■ Problem to work on: Copy each line below in which the string "name" occurs.

■ Data listing:

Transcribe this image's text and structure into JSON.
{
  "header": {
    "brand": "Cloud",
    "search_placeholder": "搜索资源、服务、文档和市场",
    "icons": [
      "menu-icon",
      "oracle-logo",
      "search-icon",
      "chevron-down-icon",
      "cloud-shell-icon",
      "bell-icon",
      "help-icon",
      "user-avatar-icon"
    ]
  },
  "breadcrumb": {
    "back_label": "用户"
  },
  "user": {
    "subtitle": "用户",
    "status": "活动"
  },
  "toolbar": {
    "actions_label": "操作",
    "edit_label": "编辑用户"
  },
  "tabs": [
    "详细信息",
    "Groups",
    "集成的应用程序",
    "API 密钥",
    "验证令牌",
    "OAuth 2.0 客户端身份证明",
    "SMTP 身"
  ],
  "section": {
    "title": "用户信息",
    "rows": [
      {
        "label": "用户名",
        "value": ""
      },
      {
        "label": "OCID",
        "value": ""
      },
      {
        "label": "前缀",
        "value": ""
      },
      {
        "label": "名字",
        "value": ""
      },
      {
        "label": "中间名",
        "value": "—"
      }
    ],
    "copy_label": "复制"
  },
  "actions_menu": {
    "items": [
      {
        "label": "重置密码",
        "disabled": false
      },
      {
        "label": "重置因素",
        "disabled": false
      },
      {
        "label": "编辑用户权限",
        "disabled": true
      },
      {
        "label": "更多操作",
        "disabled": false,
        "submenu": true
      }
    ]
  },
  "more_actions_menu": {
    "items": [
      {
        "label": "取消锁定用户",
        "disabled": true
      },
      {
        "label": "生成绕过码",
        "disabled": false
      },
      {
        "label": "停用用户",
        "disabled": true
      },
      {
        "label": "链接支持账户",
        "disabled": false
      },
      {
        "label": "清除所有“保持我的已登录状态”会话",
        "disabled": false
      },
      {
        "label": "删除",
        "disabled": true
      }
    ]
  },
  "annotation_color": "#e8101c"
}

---

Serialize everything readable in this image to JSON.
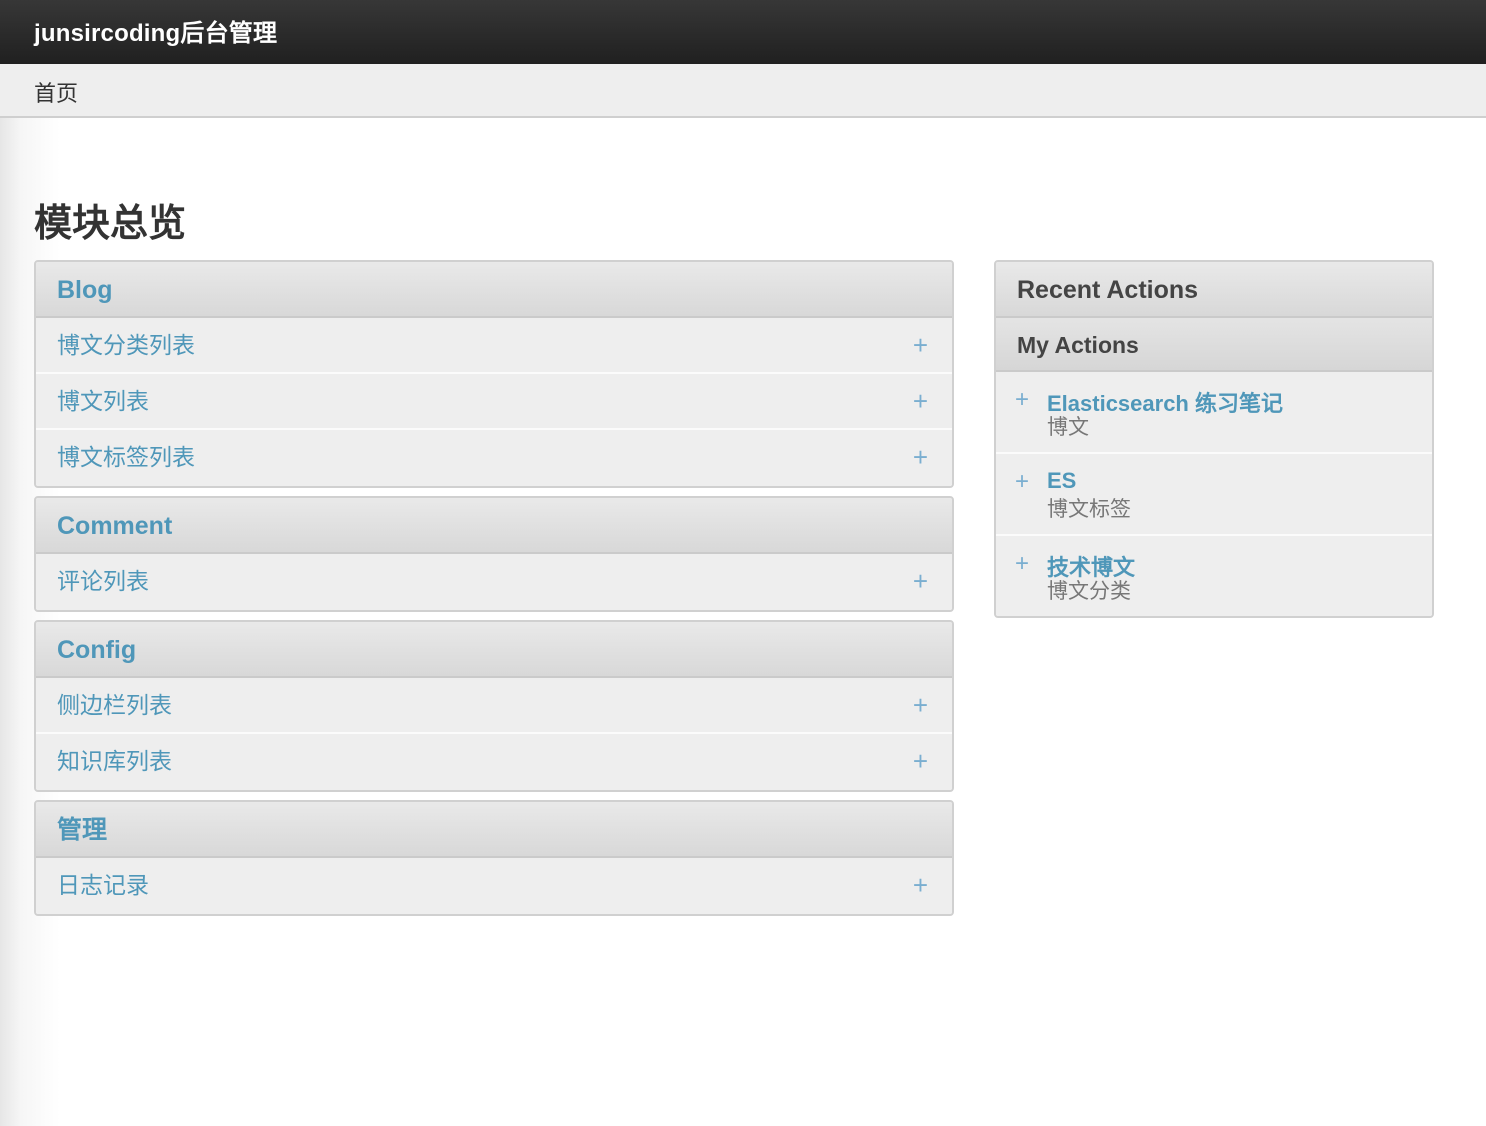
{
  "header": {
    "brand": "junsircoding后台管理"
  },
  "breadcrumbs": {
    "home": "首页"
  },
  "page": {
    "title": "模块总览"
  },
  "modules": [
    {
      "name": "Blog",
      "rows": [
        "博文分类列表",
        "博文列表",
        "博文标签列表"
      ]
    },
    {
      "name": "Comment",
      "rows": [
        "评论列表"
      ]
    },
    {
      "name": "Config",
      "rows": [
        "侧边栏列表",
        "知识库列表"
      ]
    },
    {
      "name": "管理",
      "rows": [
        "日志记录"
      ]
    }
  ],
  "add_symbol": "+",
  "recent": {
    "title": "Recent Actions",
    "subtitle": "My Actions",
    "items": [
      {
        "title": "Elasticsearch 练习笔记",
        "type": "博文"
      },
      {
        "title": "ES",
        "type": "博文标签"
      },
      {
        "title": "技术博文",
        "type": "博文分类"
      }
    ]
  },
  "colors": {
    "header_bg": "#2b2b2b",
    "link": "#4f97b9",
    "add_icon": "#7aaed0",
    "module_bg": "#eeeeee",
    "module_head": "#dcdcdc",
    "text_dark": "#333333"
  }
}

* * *

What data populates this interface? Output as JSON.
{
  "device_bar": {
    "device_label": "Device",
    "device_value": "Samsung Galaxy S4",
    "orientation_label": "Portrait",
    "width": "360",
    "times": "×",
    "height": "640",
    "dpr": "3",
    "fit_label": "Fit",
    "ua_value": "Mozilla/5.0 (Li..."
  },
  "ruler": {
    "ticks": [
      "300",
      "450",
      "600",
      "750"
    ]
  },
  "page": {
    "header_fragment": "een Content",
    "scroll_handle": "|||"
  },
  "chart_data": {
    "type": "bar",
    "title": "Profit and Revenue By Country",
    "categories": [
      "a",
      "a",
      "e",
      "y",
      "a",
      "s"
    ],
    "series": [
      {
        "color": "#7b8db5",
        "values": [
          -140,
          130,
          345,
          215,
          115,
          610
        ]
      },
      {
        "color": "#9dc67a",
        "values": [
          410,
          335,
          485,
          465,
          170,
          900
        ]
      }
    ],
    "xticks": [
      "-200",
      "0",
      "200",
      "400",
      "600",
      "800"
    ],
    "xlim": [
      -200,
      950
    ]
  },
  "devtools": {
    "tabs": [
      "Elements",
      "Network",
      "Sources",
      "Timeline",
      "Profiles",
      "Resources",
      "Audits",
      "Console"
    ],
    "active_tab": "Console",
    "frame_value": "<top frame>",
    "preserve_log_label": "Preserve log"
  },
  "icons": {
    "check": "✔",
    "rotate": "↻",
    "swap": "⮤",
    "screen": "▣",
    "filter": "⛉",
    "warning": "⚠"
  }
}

■ Task result:
      "name": "Blog",
      "name": "Comment",
      "name": "Config",
      "name": "管理",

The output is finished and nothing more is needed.